» PROBLEM REQUIREMENTS: Could you return all of the records exactly, minus their images?
STUDY MATERIAL: Begin
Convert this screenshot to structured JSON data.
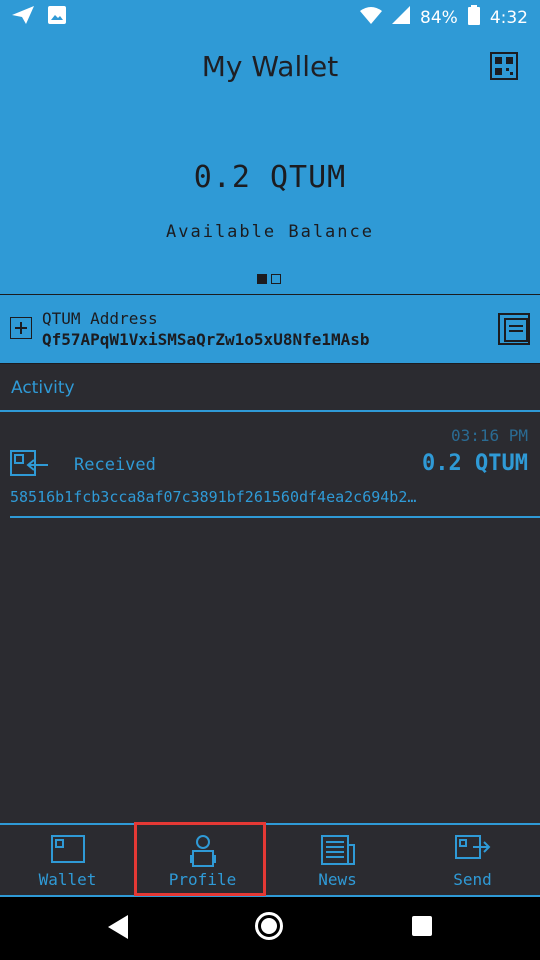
{
  "status_bar": {
    "battery": "84%",
    "time": "4:32"
  },
  "header": {
    "title": "My Wallet",
    "balance": "0.2 QTUM",
    "balance_label": "Available Balance"
  },
  "address": {
    "label": "QTUM Address",
    "value": "Qf57APqW1VxiSMSaQrZw1o5xU8Nfe1MAsb"
  },
  "activity": {
    "title": "Activity",
    "transactions": [
      {
        "time": "03:16 PM",
        "type": "Received",
        "amount": "0.2 QTUM",
        "hash": "58516b1fcb3cca8af07c3891bf261560df4ea2c694b2…"
      }
    ]
  },
  "tabs": [
    {
      "label": "Wallet",
      "icon": "wallet-icon"
    },
    {
      "label": "Profile",
      "icon": "profile-icon"
    },
    {
      "label": "News",
      "icon": "news-icon"
    },
    {
      "label": "Send",
      "icon": "send-icon"
    }
  ],
  "colors": {
    "accent": "#2f9ad6",
    "background": "#2b2b30",
    "highlight": "#e53935"
  }
}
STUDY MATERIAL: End
» SOLVED PROBLEM:
Convert this screenshot to structured JSON data.
{
  "status_bar": {
    "battery": "84%",
    "time": "4:32"
  },
  "header": {
    "title": "My Wallet",
    "balance": "0.2 QTUM",
    "balance_label": "Available Balance"
  },
  "address": {
    "label": "QTUM Address",
    "value": "Qf57APqW1VxiSMSaQrZw1o5xU8Nfe1MAsb"
  },
  "activity": {
    "title": "Activity",
    "transactions": [
      {
        "time": "03:16 PM",
        "type": "Received",
        "amount": "0.2 QTUM",
        "hash": "58516b1fcb3cca8af07c3891bf261560df4ea2c694b2…"
      }
    ]
  },
  "tabs": [
    {
      "label": "Wallet",
      "icon": "wallet-icon"
    },
    {
      "label": "Profile",
      "icon": "profile-icon"
    },
    {
      "label": "News",
      "icon": "news-icon"
    },
    {
      "label": "Send",
      "icon": "send-icon"
    }
  ],
  "colors": {
    "accent": "#2f9ad6",
    "background": "#2b2b30",
    "highlight": "#e53935"
  }
}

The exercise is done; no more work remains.